This note seeks to discuss a shareholder dispute case study & the grounds on which winding up petition can be filed in National Company Law Tribunal (NCLT). The relevant facts are that the shareholder/petitioner Company entered into a Joint Venture agreement with two Indian Companies, to form a new company in India i.e. the winding-up/Respondent Company. The respondent company was doing fine since incorporation. However, due to change in the market scenario, the company lost its business and contracts. Since the Indian shareholder/Promoters had agreed to bring new opportunities to the respondent company but they failed to generate other business interests for the respondent company and thus, the company was left with no business and thereupon went to loss. The employees also moved to another company and since, the bank accounts were also controlled by the Indian Promoters, they withheld the salaries of the employees of the respondent company.
In such a situation, the petitioner, being the contributor and also the creditor, holding debentures of the respondent company, wanted to either carry out the business of the respondent company independently by buying out the shares of the Indian promoters or leave the respondent company with the Indian promoters by selling their shares. However, the Indian promoters blatantly disagreed to both the options. Thus, without any other option left, the petitioner having exhausted all the alternative remedies, have now moved forward for the winding up of the respondent company. In case where there are two shareholders and two directors with an animosity between them which would come in the way of proper functioning of the Company and would also affect the smooth management of the affairs of the Company, it would be in the interest of the parties to resolve the impasse by either of the parties buying the shares of the other party upon a fair valuation of the shares to be done by an independent, neutral valuer. In case of the parties failing to abide by/ opting for such solutions it would be in the best interests of the Company to Wind Up as envisaged under Section 271(g) of the Companies Act, 20131 . Therefore, it is in the best interest of the petitioner to move forward with the winding up of the respondent company, wherein it has lost all the alternative remedies to resolve the dispute.

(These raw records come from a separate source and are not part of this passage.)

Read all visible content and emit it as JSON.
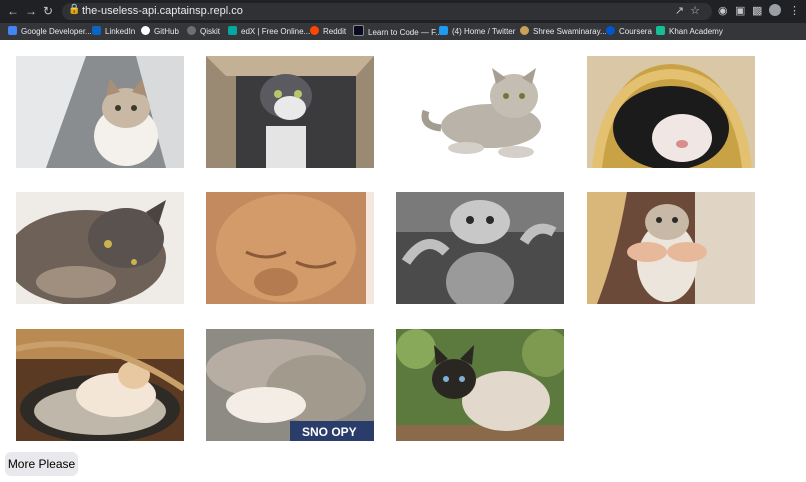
{
  "browser": {
    "url": "the-useless-api.captainsp.repl.co",
    "bookmarks": [
      {
        "label": "Google Developer...",
        "color": "#4285f4"
      },
      {
        "label": "LinkedIn",
        "color": "#0a66c2"
      },
      {
        "label": "GitHub",
        "color": "#ffffff"
      },
      {
        "label": "Qiskit",
        "color": "#6f6f6f"
      },
      {
        "label": "edX | Free Online...",
        "color": "#02262b"
      },
      {
        "label": "Reddit",
        "color": "#ff4500"
      },
      {
        "label": "Learn to Code — F...",
        "color": "#0a0a23"
      },
      {
        "label": "(4) Home / Twitter",
        "color": "#1d9bf0"
      },
      {
        "label": "Shree Swaminaray...",
        "color": "#c9a15a"
      },
      {
        "label": "Coursera",
        "color": "#0056d2"
      },
      {
        "label": "Khan Academy",
        "color": "#14bf96"
      }
    ]
  },
  "gallery": {
    "button_label": "More Please"
  }
}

In such a scenario, wherein the respondent company has lost all its business, leading to losing its substratum and having complete deadlock in the affairs, such that it is just and equitable to be wound up, herein the winding up petition has to be filed under Section 271 (g) of the Companies Act, 2013. It is a settled principle of law that where there are two primary factions of shareholders, the same is in the nature of quasi partnerships and therefore, in case of either of the partners failing to perform its obligation as contemplated per the understanding between the partners, it is not possible for the business to run in an efficient manner. In such a scenario, where there are instances of mismanagement and mis-handlings in the affairs of the respondent company, i.e. if there are financial irregularities, no new business was being generated and the statutory records were not efficiently managed, leading to the respondent company losing all its contracts and left with no other business. Therefore, it is a case of loss of substratum of the respondent company, where there is no possibility of reviving the respondent company back into the business. Moreover, in view of the justifiable loss of confidence amongst the two factions of shareholders, existence of the lack of office property, deadlock in the affairs of the Company and the failure of substratum are reasonable grounds for the petitioner to seek winding up of the respondent company under the provision of section 271(g) of the Companies Act, 2013.